I've used MDADM and MDADM+LVM myself for years, and it does work well. LVM even has some practical advantages such as being able to expose raw block devices for iscsi mounts, etc. Btrfs cannot do that, as subvolumes are not partitions, but one could use a file instead of an LVM block device instead. You may have to adjust your work process a bit, but btrfs is just infinitely more flexible overall.
I run my RAID-5/6 arrays for quite some time without much trouble. During that time i restripped and expanded them a few times, without bad consequnces.
I'll give you another extreme example: Lets say you have a 12 disk x 1TB RAID array. If you wanted to upgrade to 2TB disks, with btrfs you could just remove a few disks (space permitting), and add a few bigger ones.

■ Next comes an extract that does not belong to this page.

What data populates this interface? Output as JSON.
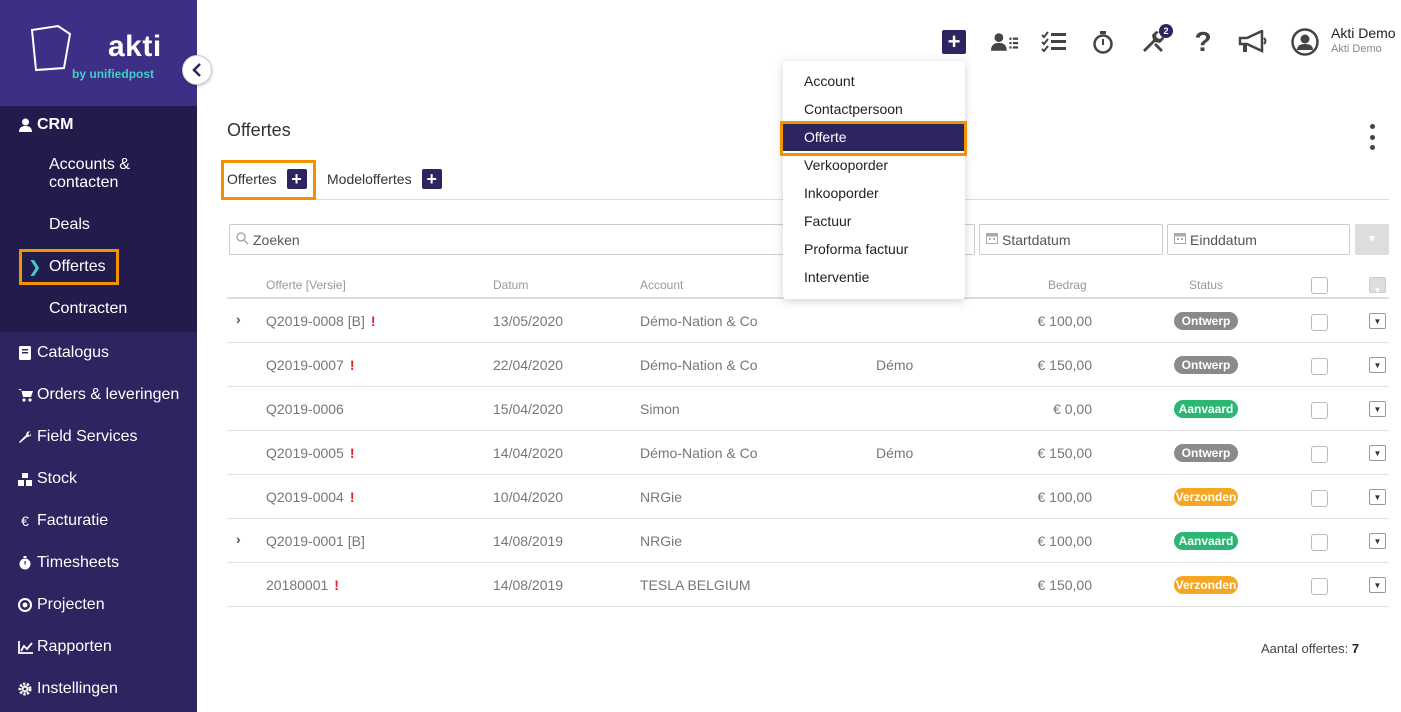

This would be time consuming, but it's possible to upgrade an entire array like this without downtime. With MDADM, it's possible but significantly more difficult as the original disk sizes are stored in the metadata. It takes some... work, so it's usually just easier to build a new array and copy the data over.
With RAID-5 i know that i have one equivalent of one drive for checksums.
In my opinion the main thing holding btrfs back from production use at the DC, is userspace tools. The btrfs utilities are very simple for working with arrays, but there is not yet a lot of automation for dealing with removing bad disks from arrays, or working with hot-spares, etc. I hoping this comes soon.